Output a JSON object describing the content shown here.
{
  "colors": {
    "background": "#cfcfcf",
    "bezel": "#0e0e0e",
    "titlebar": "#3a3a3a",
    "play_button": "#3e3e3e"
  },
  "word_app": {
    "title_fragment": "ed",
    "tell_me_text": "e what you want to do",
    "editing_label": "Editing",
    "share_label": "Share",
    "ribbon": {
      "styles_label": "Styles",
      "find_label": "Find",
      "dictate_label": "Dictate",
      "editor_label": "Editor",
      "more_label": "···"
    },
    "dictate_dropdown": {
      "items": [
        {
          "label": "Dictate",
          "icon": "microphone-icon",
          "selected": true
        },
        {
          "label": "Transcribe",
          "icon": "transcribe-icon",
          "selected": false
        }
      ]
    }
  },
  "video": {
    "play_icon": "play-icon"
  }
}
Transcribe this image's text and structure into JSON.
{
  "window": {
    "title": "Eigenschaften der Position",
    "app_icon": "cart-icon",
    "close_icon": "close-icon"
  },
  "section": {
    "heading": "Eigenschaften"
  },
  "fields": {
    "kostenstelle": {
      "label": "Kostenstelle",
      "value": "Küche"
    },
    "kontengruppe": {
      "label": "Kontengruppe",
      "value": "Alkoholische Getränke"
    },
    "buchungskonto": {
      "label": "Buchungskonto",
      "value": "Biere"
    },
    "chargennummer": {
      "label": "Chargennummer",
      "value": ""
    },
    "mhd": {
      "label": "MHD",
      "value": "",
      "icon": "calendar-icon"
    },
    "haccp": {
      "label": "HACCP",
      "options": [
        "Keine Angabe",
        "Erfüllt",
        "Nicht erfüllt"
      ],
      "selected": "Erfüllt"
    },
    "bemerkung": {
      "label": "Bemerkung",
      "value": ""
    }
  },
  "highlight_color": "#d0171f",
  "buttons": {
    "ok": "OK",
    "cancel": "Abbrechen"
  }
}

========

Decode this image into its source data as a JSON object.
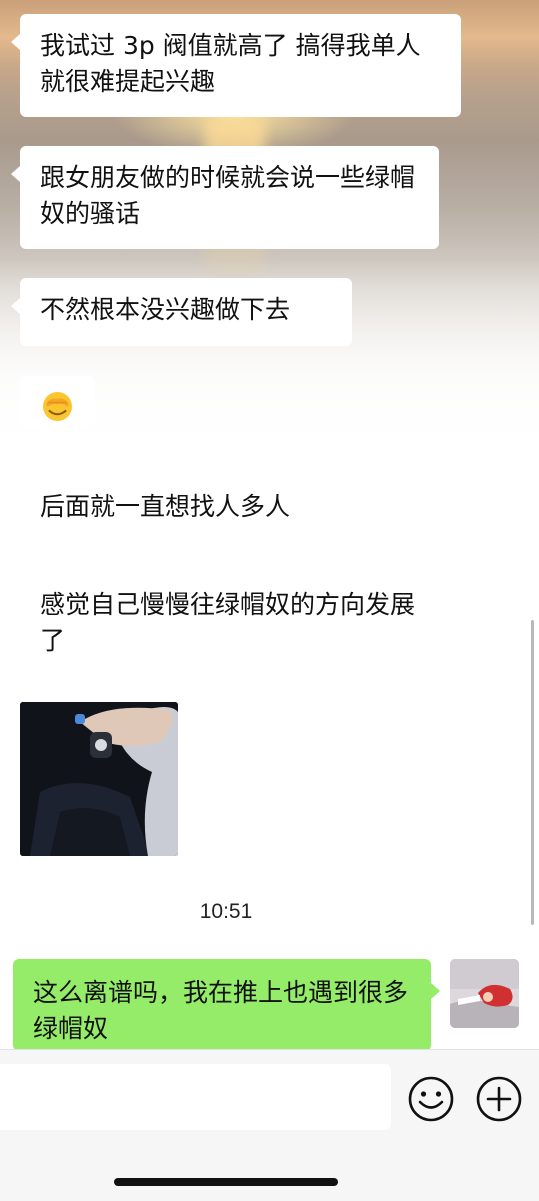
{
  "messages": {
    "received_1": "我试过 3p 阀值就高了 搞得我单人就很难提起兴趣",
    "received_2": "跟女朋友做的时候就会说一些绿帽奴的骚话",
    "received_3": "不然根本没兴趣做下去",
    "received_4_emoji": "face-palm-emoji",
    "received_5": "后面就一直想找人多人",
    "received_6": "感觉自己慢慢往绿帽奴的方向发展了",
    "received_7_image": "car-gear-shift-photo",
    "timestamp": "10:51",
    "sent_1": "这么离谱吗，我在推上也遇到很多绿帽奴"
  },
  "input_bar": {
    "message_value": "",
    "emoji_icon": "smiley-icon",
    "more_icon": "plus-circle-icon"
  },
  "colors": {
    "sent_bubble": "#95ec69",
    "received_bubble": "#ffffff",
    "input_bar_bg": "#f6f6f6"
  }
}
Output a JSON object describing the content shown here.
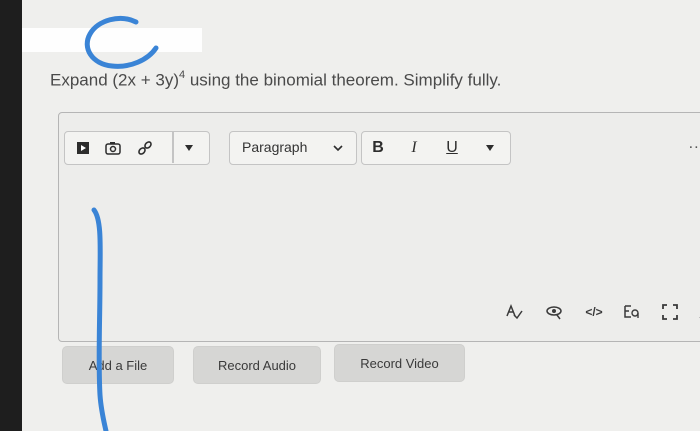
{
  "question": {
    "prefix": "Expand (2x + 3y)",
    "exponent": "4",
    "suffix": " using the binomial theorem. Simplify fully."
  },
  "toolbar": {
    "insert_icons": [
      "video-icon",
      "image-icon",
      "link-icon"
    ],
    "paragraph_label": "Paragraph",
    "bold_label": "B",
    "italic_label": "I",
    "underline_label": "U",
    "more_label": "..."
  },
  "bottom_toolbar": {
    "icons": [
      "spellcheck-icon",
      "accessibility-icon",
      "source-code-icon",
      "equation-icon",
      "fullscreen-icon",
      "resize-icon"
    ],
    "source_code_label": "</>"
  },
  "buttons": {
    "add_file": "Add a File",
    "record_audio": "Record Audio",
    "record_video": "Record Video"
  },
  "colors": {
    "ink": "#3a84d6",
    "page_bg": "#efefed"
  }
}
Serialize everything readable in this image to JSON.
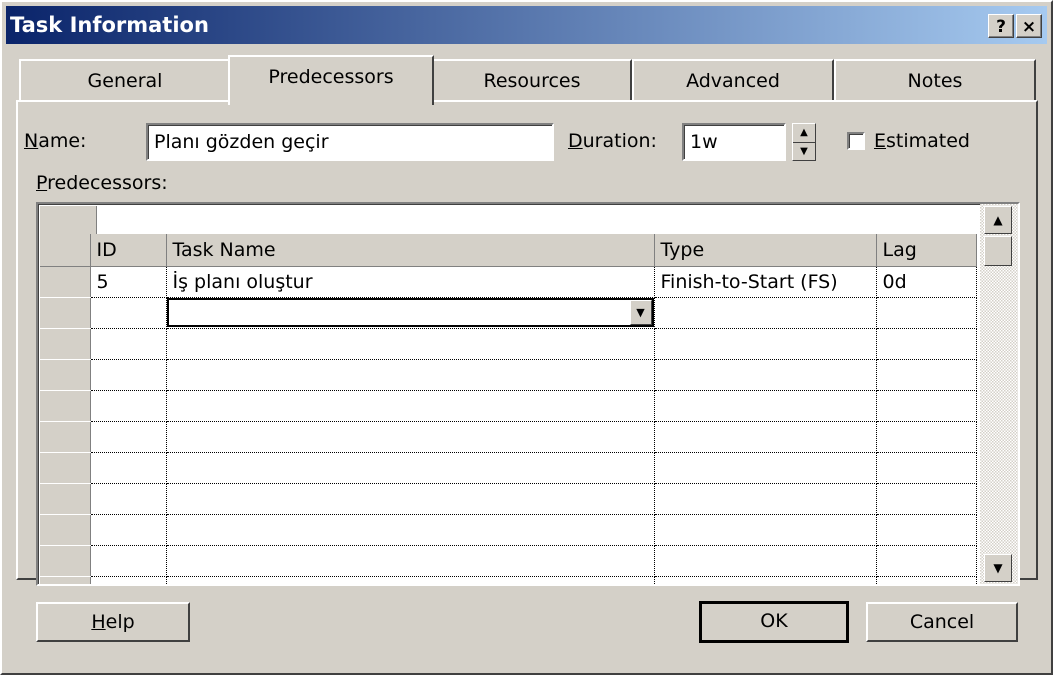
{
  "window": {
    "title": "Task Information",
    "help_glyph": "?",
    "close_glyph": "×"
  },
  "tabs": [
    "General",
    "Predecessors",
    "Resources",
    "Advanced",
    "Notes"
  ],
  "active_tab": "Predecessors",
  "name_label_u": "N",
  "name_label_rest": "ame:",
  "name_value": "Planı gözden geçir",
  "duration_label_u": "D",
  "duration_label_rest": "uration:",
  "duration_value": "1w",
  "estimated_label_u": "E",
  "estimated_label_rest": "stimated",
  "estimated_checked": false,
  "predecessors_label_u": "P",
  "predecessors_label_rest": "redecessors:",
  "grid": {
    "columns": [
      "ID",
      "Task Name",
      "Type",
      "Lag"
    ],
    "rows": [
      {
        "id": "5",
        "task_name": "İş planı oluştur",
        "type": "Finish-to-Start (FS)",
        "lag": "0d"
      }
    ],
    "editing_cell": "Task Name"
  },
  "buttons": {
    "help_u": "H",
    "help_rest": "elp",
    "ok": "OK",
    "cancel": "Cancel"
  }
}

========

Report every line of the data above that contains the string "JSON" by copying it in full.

Output a JSON object describing the content shown here.
Transcribe this image's text and structure into JSON.
Decode this image into its source data as a JSON object.
Output a JSON object describing the content shown here.
Serialize everything readable in this image to JSON.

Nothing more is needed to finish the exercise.